Below are the records; copy every line in them that holds the string "align".
"""
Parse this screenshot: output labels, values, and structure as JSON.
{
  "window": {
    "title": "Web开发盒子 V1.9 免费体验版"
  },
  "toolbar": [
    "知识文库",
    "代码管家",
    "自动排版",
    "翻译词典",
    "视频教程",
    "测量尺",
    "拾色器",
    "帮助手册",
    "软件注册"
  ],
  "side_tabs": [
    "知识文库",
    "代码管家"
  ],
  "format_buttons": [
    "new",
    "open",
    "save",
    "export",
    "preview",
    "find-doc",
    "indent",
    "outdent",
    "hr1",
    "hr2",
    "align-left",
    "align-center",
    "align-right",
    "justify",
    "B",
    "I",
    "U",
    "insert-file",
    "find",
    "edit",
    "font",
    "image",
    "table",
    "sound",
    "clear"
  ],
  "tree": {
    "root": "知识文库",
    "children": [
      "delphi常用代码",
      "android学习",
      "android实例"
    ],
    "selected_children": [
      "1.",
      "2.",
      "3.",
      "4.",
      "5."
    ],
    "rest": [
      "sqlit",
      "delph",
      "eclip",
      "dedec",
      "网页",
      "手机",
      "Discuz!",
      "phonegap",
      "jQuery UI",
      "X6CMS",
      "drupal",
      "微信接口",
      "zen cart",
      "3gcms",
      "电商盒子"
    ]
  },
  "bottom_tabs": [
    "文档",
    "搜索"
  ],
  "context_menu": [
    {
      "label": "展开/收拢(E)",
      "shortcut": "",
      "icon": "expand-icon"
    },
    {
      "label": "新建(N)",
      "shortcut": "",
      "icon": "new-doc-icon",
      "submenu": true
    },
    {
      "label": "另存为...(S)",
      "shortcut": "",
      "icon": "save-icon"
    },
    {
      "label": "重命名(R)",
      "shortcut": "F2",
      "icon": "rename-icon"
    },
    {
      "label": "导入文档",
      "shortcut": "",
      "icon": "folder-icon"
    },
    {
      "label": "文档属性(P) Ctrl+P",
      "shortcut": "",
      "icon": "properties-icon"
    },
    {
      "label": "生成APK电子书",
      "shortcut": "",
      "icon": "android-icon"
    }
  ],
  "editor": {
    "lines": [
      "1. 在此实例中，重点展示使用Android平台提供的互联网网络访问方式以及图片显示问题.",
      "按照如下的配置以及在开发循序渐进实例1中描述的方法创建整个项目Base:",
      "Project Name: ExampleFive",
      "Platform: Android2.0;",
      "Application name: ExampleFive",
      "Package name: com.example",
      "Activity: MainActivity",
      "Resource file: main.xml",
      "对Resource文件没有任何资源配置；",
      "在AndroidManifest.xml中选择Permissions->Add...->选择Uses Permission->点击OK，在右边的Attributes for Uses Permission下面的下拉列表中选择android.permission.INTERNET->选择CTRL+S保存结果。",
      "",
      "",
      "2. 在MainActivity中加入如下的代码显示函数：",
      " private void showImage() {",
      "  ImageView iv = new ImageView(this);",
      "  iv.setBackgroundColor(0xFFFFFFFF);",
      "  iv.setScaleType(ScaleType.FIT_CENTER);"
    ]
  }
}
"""
Exercise output —
    "align-left",
    "align-center",
    "align-right",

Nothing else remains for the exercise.